Guess this is a more of a sad story instead of help needed
We have been away for 7 days .
I did a PWC and cleaned out the canister filter the day before we left and everything was fine. perfect healthy water. Tested on the day we left and 0, 0, 5ppm for nitrates .
Came back last night to find the water cloudy with large spikes in ammonia and nitrite. I could not work out why until noticed the returning volume water was a lot smaller that it should be. at around 150lph (I used a liter jug and timed how long it took to fill)
Sadly on reconnecting the canister filter I had somehow kinked the outflow pipeline - as such the water was only circulating at a fraction of its expected volume for the whole time. Pretty sure the bacteria colony as all but expired due to lack of O2
Terrible rooky mistake. The large calico fantail has suffered the most. seems to lost his protective coating and has gone blind. All in the space of a week. Skin is bloodshot overall looks in a bad way. The redcap seems ok as does the three new chaps.
I feel I have no choice but to euthanize him which is terribly upsetting.
I stupidly did not keep the q tank filter running so I cannot transfer to a spare tank so I'm taking the other 4 to the LFS to keep for me.
I'm going to have to do a full cycle again which is very just so frustrating
Oh no Luke that's a horrible thing to happen. Try not to blame yourself, these things happen so easily (even to the very experienced) and it's awful bad luck that it would happen just before you went away.
The calico could possibly recover in clean water and with anti-bacterial treatment, but equally, he could be permanently disabled and you're best placed to make that decision.
The only encouragement I can give is that re-establishing the cycle may be quite quick as the bacteria are probably not all dead and could recover to usable colony sizes rapidly.
Oh jeez that's terrible, it's always a concern when you leave tanks on their own for a period of time.
As Fishlady says the bacterial colony may recover quicker than you might imagine, bacteria are more resilient than people think and although you will clearly have had considerable die-off it may not be case where you are starting completely from scratch.
Hope everything goes well in terms of getting the tank back into shape.
Oh no Really feel for you mate, especially having watched everything coming together on here. I know you put a lot of time and effort into it. Hope everything goes well, and your tank (and fish) recover. Hopefully you won't be completely starting from scratch, severely reduced water flow is better than no flow at all so some bacteria may have survived, and the second colony (that convert nitrite into nitrate) will sometimes go dormant rather than dying completely. Don't blame yourself, mistakes happen. It's something that wouldn't have crossed my mind, I thought those pipes were pretty much impossible to kink. Good luck getting everything sorted

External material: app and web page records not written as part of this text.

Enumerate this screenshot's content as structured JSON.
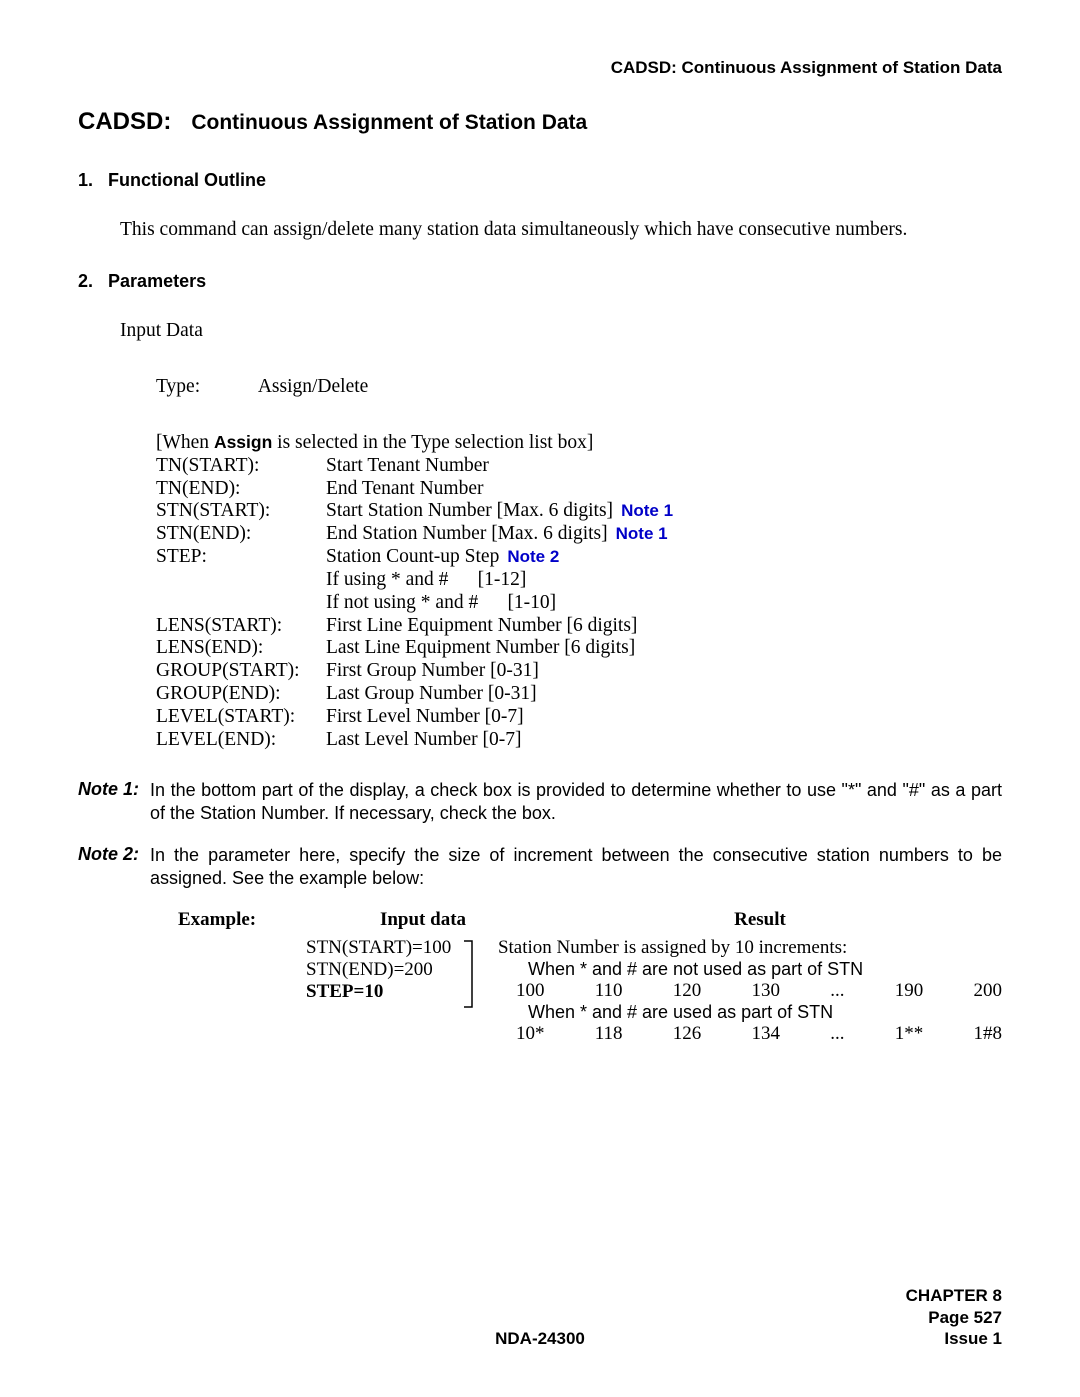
{
  "header": {
    "right": "CADSD: Continuous Assignment of Station Data"
  },
  "title": {
    "code": "CADSD:",
    "desc": "Continuous Assignment of Station Data"
  },
  "section1": {
    "num": "1.",
    "heading": "Functional Outline",
    "body": "This command can assign/delete many station data simultaneously which have consecutive numbers."
  },
  "section2": {
    "num": "2.",
    "heading": "Parameters",
    "input_label": "Input Data",
    "type_label": "Type:",
    "type_value": "Assign/Delete",
    "assign_line_prefix": "[When ",
    "assign_bold": "Assign",
    "assign_line_suffix": " is selected in the Type selection list box]"
  },
  "params": [
    {
      "name": "TN(START):",
      "desc": "Start Tenant Number",
      "note": ""
    },
    {
      "name": "TN(END):",
      "desc": "End Tenant Number",
      "note": ""
    },
    {
      "name": "STN(START):",
      "desc": "Start Station Number [Max. 6 digits]",
      "note": "Note 1"
    },
    {
      "name": "STN(END):",
      "desc": "End Station Number [Max. 6 digits]",
      "note": "Note 1"
    },
    {
      "name": "STEP:",
      "desc": "Station Count-up Step",
      "note": "Note 2"
    }
  ],
  "step_sub1": "If using * and #      [1-12]",
  "step_sub2": "If not using * and #      [1-10]",
  "params2": [
    {
      "name": "LENS(START):",
      "desc": "First Line Equipment Number [6 digits]"
    },
    {
      "name": "LENS(END):",
      "desc": "Last Line Equipment Number [6 digits]"
    },
    {
      "name": "GROUP(START):",
      "desc": "First Group Number [0-31]"
    },
    {
      "name": "GROUP(END):",
      "desc": "Last Group Number [0-31]"
    },
    {
      "name": "LEVEL(START):",
      "desc": "First Level Number [0-7]"
    },
    {
      "name": "LEVEL(END):",
      "desc": "Last Level Number [0-7]"
    }
  ],
  "note1": {
    "label": "Note 1:",
    "text": "In the bottom part of the display, a check box is provided to determine whether to use \"*\" and \"#\" as a part of the Station Number. If necessary, check the box."
  },
  "note2": {
    "label": "Note 2:",
    "text": "In the parameter here, specify the size of increment between the consecutive station numbers to be assigned. See the example below:"
  },
  "example": {
    "label": "Example:",
    "input_head": "Input data",
    "result_head": "Result",
    "input1": "STN(START)=100",
    "input2": "STN(END)=200",
    "input3": "STEP=10",
    "result_title": "Station Number is assigned by 10 increments:",
    "result_case1": "When * and # are not used as part of STN",
    "result_seq1": "100   110   120   130   ...   190   200",
    "result_case2": "When * and # are used as part of STN",
    "result_seq2": "10*   118   126   134   ...   1**   1#8"
  },
  "footer": {
    "center": "NDA-24300",
    "chapter": "CHAPTER 8",
    "page": "Page 527",
    "issue": "Issue 1"
  }
}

I rehomed the rest of the tank yesterday. Had no choice really. LFS was happy to take them. The calico was put into the 48l tank but no improvement at all . Changed 25% water every hour Keeps bumping into the glass. His eyes are both very cloudy and he is also gasping and not eating.blood shot skin. Figure his gills have been affected. Tail is ever so limp. I feel I have no choice but to euthanise. I can't provided a heathy hospital tank with filtration.
He was always the biggest and strongest one so odd he was affected the most. Have clove oil.
Tested the tank water this morning ammonia down to 1ppm but nitrite still very high . Considering been no fish in the tank for practically 24 hours as suspected something deffo amiss with both bacteria colonies.
Got some ammonia and will start dosing today. A fish in cycle with a large tank is just not practical. Much harder to clicnially control the water parameters and the large volumes of water change required will be hard to maintain daily and very unfair on the fish.
Fishless is the only safe way of doing the cycle
My OH is very upset about perky.
I'll restart one of the eheim bioball filters as well and run it in the tank . Can act as a power head I guess down the line. Need to have a back up filter ready for the future.
We are not sure what next for the tank. We may go tropical and fully planted with something like seachem black as the substrate. But long way of for that kind of decision.
The holes in the back of the tank are a fraction to low for the height of the filter. so the pipes have to come down at an awkward fangle rom the filter. I had pushed the filter to the back after its last clean so the pressure had kinked the line.
I have exactly that issue with the position of the opening for filter pipes in one of my cabinets. I keep intending to cut new holes higher up and not getting round to it. Your sad story has spurred me on and it will be done at the next filter clean.
A heart-rending and absolutely tragic event, having read so recently and enjoyed the pics of your fish in their new home. So sorry to read of this.
As you say, decisions can be made further down the line. Having been heartbroken over the death of my last goldfish, I did nothing for months until I could bear a fishless household no longer, and then took action. I went down the tropical route, and with a new tank, to break the association - and that was the right decision for me, and a different type of experience, much as I dearly miss the interaction and close attachment bond I had with goldfish. There are definite pros and cons, whichever (if either) route you eventually go down.
For now, sincere and heartfelt sympathies at this difficult time.